- [Activity] Print all records exactly, leaving nothing out.

- [Data excerpts]
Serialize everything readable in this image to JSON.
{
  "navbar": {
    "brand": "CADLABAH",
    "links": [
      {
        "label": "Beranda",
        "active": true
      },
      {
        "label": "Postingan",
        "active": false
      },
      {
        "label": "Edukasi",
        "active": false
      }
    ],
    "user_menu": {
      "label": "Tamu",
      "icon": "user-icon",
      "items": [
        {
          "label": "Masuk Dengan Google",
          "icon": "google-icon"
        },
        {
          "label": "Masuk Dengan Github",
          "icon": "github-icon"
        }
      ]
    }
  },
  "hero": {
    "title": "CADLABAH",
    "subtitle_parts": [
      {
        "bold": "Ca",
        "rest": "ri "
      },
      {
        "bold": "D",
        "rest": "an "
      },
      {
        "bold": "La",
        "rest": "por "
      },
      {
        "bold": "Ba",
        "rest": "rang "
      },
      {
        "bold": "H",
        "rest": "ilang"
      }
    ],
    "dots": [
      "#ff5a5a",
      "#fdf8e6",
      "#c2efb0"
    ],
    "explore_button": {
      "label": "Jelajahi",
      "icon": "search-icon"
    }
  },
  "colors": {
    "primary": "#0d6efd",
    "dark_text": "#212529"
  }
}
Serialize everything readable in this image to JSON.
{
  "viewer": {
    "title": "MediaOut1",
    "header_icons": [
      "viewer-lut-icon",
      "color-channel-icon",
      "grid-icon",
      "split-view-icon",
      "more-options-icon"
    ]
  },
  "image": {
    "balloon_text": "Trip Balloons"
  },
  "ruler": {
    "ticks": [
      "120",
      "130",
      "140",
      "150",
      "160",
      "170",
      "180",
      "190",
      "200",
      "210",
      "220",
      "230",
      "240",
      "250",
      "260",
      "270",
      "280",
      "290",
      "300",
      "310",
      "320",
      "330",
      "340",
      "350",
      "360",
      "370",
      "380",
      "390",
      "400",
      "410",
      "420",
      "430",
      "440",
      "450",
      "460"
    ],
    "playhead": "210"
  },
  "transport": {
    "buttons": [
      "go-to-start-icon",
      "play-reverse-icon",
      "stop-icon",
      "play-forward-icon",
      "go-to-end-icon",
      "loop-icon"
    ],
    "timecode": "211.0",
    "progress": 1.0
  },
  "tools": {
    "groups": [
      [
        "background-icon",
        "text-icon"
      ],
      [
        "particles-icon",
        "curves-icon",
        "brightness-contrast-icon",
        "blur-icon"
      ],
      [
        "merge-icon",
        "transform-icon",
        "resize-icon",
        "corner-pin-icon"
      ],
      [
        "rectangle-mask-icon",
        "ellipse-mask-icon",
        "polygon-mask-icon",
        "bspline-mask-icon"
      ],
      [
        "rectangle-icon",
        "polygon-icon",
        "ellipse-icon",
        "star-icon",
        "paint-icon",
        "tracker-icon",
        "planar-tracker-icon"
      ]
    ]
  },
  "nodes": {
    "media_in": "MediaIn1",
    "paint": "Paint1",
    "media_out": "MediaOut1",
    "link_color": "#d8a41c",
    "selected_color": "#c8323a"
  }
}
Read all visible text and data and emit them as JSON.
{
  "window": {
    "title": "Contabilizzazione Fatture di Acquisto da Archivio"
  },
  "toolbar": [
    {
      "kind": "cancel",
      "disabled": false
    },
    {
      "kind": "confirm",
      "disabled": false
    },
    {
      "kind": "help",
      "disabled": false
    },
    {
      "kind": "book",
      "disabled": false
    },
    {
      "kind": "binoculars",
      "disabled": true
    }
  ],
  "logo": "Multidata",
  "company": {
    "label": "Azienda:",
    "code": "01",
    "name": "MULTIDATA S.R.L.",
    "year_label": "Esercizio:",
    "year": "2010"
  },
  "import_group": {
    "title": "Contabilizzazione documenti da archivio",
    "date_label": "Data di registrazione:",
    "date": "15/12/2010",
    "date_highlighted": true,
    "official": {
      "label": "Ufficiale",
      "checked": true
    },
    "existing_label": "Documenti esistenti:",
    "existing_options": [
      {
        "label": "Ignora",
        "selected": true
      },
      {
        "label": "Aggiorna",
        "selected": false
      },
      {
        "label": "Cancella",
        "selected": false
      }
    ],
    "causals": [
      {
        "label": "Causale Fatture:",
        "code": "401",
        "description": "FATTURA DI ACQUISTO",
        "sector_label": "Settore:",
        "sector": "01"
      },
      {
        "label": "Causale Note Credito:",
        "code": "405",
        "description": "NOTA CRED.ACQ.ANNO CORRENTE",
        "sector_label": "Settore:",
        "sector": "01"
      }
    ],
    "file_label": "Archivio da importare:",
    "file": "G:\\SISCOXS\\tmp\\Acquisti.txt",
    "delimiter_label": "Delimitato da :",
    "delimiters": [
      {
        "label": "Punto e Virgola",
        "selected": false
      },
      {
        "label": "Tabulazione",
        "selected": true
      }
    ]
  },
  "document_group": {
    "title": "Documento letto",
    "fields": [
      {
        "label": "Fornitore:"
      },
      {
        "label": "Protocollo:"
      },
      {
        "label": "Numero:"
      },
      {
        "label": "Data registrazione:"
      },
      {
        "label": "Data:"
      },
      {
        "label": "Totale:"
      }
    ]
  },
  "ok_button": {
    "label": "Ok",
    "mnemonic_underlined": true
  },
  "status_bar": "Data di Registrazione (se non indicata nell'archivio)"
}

- [Finished task]
Serialize everything readable in this image to JSON.
{
  "navbar": {
    "brand": "CADLABAH",
    "links": [
      {
        "label": "Beranda",
        "active": true
      },
      {
        "label": "Postingan",
        "active": false
      },
      {
        "label": "Edukasi",
        "active": false
      }
    ],
    "user_menu": {
      "label": "Tamu",
      "icon": "user-icon",
      "items": [
        {
          "label": "Masuk Dengan Google",
          "icon": "google-icon"
        },
        {
          "label": "Masuk Dengan Github",
          "icon": "github-icon"
        }
      ]
    }
  },
  "hero": {
    "title": "CADLABAH",
    "subtitle_parts": [
      {
        "bold": "Ca",
        "rest": "ri "
      },
      {
        "bold": "D",
        "rest": "an "
      },
      {
        "bold": "La",
        "rest": "por "
      },
      {
        "bold": "Ba",
        "rest": "rang "
      },
      {
        "bold": "H",
        "rest": "ilang"
      }
    ],
    "dots": [
      "#ff5a5a",
      "#fdf8e6",
      "#c2efb0"
    ],
    "explore_button": {
      "label": "Jelajahi",
      "icon": "search-icon"
    }
  },
  "colors": {
    "primary": "#0d6efd",
    "dark_text": "#212529"
  }
}
Serialize everything readable in this image to JSON.
{
  "viewer": {
    "title": "MediaOut1",
    "header_icons": [
      "viewer-lut-icon",
      "color-channel-icon",
      "grid-icon",
      "split-view-icon",
      "more-options-icon"
    ]
  },
  "image": {
    "balloon_text": "Trip Balloons"
  },
  "ruler": {
    "ticks": [
      "120",
      "130",
      "140",
      "150",
      "160",
      "170",
      "180",
      "190",
      "200",
      "210",
      "220",
      "230",
      "240",
      "250",
      "260",
      "270",
      "280",
      "290",
      "300",
      "310",
      "320",
      "330",
      "340",
      "350",
      "360",
      "370",
      "380",
      "390",
      "400",
      "410",
      "420",
      "430",
      "440",
      "450",
      "460"
    ],
    "playhead": "210"
  },
  "transport": {
    "buttons": [
      "go-to-start-icon",
      "play-reverse-icon",
      "stop-icon",
      "play-forward-icon",
      "go-to-end-icon",
      "loop-icon"
    ],
    "timecode": "211.0",
    "progress": 1.0
  },
  "tools": {
    "groups": [
      [
        "background-icon",
        "text-icon"
      ],
      [
        "particles-icon",
        "curves-icon",
        "brightness-contrast-icon",
        "blur-icon"
      ],
      [
        "merge-icon",
        "transform-icon",
        "resize-icon",
        "corner-pin-icon"
      ],
      [
        "rectangle-mask-icon",
        "ellipse-mask-icon",
        "polygon-mask-icon",
        "bspline-mask-icon"
      ],
      [
        "rectangle-icon",
        "polygon-icon",
        "ellipse-icon",
        "star-icon",
        "paint-icon",
        "tracker-icon",
        "planar-tracker-icon"
      ]
    ]
  },
  "nodes": {
    "media_in": "MediaIn1",
    "paint": "Paint1",
    "media_out": "MediaOut1",
    "link_color": "#d8a41c",
    "selected_color": "#c8323a"
  }
}
Read all visible text and data and emit them as JSON.
{
  "window": {
    "title": "Contabilizzazione Fatture di Acquisto da Archivio"
  },
  "toolbar": [
    {
      "kind": "cancel",
      "disabled": false
    },
    {
      "kind": "confirm",
      "disabled": false
    },
    {
      "kind": "help",
      "disabled": false
    },
    {
      "kind": "book",
      "disabled": false
    },
    {
      "kind": "binoculars",
      "disabled": true
    }
  ],
  "logo": "Multidata",
  "company": {
    "label": "Azienda:",
    "code": "01",
    "name": "MULTIDATA S.R.L.",
    "year_label": "Esercizio:",
    "year": "2010"
  },
  "import_group": {
    "title": "Contabilizzazione documenti da archivio",
    "date_label": "Data di registrazione:",
    "date": "15/12/2010",
    "date_highlighted": true,
    "official": {
      "label": "Ufficiale",
      "checked": true
    },
    "existing_label": "Documenti esistenti:",
    "existing_options": [
      {
        "label": "Ignora",
        "selected": true
      },
      {
        "label": "Aggiorna",
        "selected": false
      },
      {
        "label": "Cancella",
        "selected": false
      }
    ],
    "causals": [
      {
        "label": "Causale Fatture:",
        "code": "401",
        "description": "FATTURA DI ACQUISTO",
        "sector_label": "Settore:",
        "sector": "01"
      },
      {
        "label": "Causale Note Credito:",
        "code": "405",
        "description": "NOTA CRED.ACQ.ANNO CORRENTE",
        "sector_label": "Settore:",
        "sector": "01"
      }
    ],
    "file_label": "Archivio da importare:",
    "file": "G:\\SISCOXS\\tmp\\Acquisti.txt",
    "delimiter_label": "Delimitato da :",
    "delimiters": [
      {
        "label": "Punto e Virgola",
        "selected": false
      },
      {
        "label": "Tabulazione",
        "selected": true
      }
    ]
  },
  "document_group": {
    "title": "Documento letto",
    "fields": [
      {
        "label": "Fornitore:"
      },
      {
        "label": "Protocollo:"
      },
      {
        "label": "Numero:"
      },
      {
        "label": "Data registrazione:"
      },
      {
        "label": "Data:"
      },
      {
        "label": "Totale:"
      }
    ]
  },
  "ok_button": {
    "label": "Ok",
    "mnemonic_underlined": true
  },
  "status_bar": "Data di Registrazione (se non indicata nell'archivio)"
}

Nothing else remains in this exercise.